Excerpts from an interface dataset:
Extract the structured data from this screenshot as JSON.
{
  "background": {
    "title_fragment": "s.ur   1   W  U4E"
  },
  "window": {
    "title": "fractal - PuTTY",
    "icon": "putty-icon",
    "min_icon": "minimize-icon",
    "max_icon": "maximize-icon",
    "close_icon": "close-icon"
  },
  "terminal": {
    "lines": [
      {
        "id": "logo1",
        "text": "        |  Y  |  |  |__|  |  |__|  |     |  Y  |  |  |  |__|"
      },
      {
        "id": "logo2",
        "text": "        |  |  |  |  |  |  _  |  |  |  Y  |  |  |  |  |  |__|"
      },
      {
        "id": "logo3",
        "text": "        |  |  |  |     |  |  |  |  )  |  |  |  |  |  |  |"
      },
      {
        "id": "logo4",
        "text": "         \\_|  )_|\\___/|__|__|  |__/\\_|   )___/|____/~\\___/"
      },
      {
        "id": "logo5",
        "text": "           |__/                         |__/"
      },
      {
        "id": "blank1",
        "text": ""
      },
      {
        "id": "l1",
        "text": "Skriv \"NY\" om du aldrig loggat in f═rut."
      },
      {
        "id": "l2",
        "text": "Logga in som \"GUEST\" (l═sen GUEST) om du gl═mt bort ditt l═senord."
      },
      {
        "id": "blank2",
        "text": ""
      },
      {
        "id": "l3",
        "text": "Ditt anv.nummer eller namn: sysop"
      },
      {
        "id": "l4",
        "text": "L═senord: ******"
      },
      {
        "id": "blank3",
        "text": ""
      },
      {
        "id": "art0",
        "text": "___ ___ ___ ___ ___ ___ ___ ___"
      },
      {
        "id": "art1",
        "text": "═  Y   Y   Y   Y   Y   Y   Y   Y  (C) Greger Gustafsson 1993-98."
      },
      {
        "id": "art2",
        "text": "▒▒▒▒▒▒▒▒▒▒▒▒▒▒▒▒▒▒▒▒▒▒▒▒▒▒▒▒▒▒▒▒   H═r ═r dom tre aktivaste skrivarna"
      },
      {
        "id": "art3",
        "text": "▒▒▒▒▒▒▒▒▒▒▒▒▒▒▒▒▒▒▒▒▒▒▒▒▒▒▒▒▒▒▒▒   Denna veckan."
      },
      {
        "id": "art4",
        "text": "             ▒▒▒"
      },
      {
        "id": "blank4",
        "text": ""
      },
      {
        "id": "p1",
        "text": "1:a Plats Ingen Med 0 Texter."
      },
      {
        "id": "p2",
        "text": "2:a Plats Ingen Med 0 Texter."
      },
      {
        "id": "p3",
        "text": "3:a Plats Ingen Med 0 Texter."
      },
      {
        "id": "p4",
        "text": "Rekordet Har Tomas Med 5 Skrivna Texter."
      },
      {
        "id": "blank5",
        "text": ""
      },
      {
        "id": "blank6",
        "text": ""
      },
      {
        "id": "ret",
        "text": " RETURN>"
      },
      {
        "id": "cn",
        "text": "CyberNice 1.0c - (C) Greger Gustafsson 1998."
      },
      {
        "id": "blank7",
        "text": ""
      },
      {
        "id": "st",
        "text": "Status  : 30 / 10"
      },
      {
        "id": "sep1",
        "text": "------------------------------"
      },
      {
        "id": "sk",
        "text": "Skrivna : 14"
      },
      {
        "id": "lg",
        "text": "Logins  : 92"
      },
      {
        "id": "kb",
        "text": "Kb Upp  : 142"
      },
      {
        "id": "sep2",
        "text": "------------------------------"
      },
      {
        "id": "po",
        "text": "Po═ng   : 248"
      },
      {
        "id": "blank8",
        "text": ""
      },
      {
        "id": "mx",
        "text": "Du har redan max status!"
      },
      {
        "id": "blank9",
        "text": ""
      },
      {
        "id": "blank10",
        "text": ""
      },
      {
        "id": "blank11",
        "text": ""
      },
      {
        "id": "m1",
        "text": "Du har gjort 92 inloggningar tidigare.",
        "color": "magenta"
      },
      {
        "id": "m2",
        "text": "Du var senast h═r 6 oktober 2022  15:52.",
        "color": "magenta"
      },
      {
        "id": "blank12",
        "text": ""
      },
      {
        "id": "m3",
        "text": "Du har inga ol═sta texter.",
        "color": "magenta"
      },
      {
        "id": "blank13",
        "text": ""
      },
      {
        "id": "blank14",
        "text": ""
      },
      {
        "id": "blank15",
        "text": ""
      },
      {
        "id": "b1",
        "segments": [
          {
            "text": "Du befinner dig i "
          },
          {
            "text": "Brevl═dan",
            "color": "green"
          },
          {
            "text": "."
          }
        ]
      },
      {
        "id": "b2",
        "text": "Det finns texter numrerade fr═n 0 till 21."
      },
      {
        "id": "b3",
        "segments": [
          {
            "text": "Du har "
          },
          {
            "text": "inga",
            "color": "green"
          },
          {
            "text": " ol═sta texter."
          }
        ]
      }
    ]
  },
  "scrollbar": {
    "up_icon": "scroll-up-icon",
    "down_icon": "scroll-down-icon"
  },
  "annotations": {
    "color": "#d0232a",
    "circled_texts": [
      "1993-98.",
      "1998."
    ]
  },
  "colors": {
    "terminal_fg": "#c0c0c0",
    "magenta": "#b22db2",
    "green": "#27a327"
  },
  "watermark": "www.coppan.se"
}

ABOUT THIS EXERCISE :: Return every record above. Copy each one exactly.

SOLUTION TO THIS PROBLEM ::
Extract the structured data from this screenshot as JSON.
{
  "background": {
    "title_fragment": "s.ur   1   W  U4E"
  },
  "window": {
    "title": "fractal - PuTTY",
    "icon": "putty-icon",
    "min_icon": "minimize-icon",
    "max_icon": "maximize-icon",
    "close_icon": "close-icon"
  },
  "terminal": {
    "lines": [
      {
        "id": "logo1",
        "text": "        |  Y  |  |  |__|  |  |__|  |     |  Y  |  |  |  |__|"
      },
      {
        "id": "logo2",
        "text": "        |  |  |  |  |  |  _  |  |  |  Y  |  |  |  |  |  |__|"
      },
      {
        "id": "logo3",
        "text": "        |  |  |  |     |  |  |  |  )  |  |  |  |  |  |  |"
      },
      {
        "id": "logo4",
        "text": "         \\_|  )_|\\___/|__|__|  |__/\\_|   )___/|____/~\\___/"
      },
      {
        "id": "logo5",
        "text": "           |__/                         |__/"
      },
      {
        "id": "blank1",
        "text": ""
      },
      {
        "id": "l1",
        "text": "Skriv \"NY\" om du aldrig loggat in f═rut."
      },
      {
        "id": "l2",
        "text": "Logga in som \"GUEST\" (l═sen GUEST) om du gl═mt bort ditt l═senord."
      },
      {
        "id": "blank2",
        "text": ""
      },
      {
        "id": "l3",
        "text": "Ditt anv.nummer eller namn: sysop"
      },
      {
        "id": "l4",
        "text": "L═senord: ******"
      },
      {
        "id": "blank3",
        "text": ""
      },
      {
        "id": "art0",
        "text": "___ ___ ___ ___ ___ ___ ___ ___"
      },
      {
        "id": "art1",
        "text": "═  Y   Y   Y   Y   Y   Y   Y   Y  (C) Greger Gustafsson 1993-98."
      },
      {
        "id": "art2",
        "text": "▒▒▒▒▒▒▒▒▒▒▒▒▒▒▒▒▒▒▒▒▒▒▒▒▒▒▒▒▒▒▒▒   H═r ═r dom tre aktivaste skrivarna"
      },
      {
        "id": "art3",
        "text": "▒▒▒▒▒▒▒▒▒▒▒▒▒▒▒▒▒▒▒▒▒▒▒▒▒▒▒▒▒▒▒▒   Denna veckan."
      },
      {
        "id": "art4",
        "text": "             ▒▒▒"
      },
      {
        "id": "blank4",
        "text": ""
      },
      {
        "id": "p1",
        "text": "1:a Plats Ingen Med 0 Texter."
      },
      {
        "id": "p2",
        "text": "2:a Plats Ingen Med 0 Texter."
      },
      {
        "id": "p3",
        "text": "3:a Plats Ingen Med 0 Texter."
      },
      {
        "id": "p4",
        "text": "Rekordet Har Tomas Med 5 Skrivna Texter."
      },
      {
        "id": "blank5",
        "text": ""
      },
      {
        "id": "blank6",
        "text": ""
      },
      {
        "id": "ret",
        "text": " RETURN>"
      },
      {
        "id": "cn",
        "text": "CyberNice 1.0c - (C) Greger Gustafsson 1998."
      },
      {
        "id": "blank7",
        "text": ""
      },
      {
        "id": "st",
        "text": "Status  : 30 / 10"
      },
      {
        "id": "sep1",
        "text": "------------------------------"
      },
      {
        "id": "sk",
        "text": "Skrivna : 14"
      },
      {
        "id": "lg",
        "text": "Logins  : 92"
      },
      {
        "id": "kb",
        "text": "Kb Upp  : 142"
      },
      {
        "id": "sep2",
        "text": "------------------------------"
      },
      {
        "id": "po",
        "text": "Po═ng   : 248"
      },
      {
        "id": "blank8",
        "text": ""
      },
      {
        "id": "mx",
        "text": "Du har redan max status!"
      },
      {
        "id": "blank9",
        "text": ""
      },
      {
        "id": "blank10",
        "text": ""
      },
      {
        "id": "blank11",
        "text": ""
      },
      {
        "id": "m1",
        "text": "Du har gjort 92 inloggningar tidigare.",
        "color": "magenta"
      },
      {
        "id": "m2",
        "text": "Du var senast h═r 6 oktober 2022  15:52.",
        "color": "magenta"
      },
      {
        "id": "blank12",
        "text": ""
      },
      {
        "id": "m3",
        "text": "Du har inga ol═sta texter.",
        "color": "magenta"
      },
      {
        "id": "blank13",
        "text": ""
      },
      {
        "id": "blank14",
        "text": ""
      },
      {
        "id": "blank15",
        "text": ""
      },
      {
        "id": "b1",
        "segments": [
          {
            "text": "Du befinner dig i "
          },
          {
            "text": "Brevl═dan",
            "color": "green"
          },
          {
            "text": "."
          }
        ]
      },
      {
        "id": "b2",
        "text": "Det finns texter numrerade fr═n 0 till 21."
      },
      {
        "id": "b3",
        "segments": [
          {
            "text": "Du har "
          },
          {
            "text": "inga",
            "color": "green"
          },
          {
            "text": " ol═sta texter."
          }
        ]
      }
    ]
  },
  "scrollbar": {
    "up_icon": "scroll-up-icon",
    "down_icon": "scroll-down-icon"
  },
  "annotations": {
    "color": "#d0232a",
    "circled_texts": [
      "1993-98.",
      "1998."
    ]
  },
  "colors": {
    "terminal_fg": "#c0c0c0",
    "magenta": "#b22db2",
    "green": "#27a327"
  },
  "watermark": "www.coppan.se"
}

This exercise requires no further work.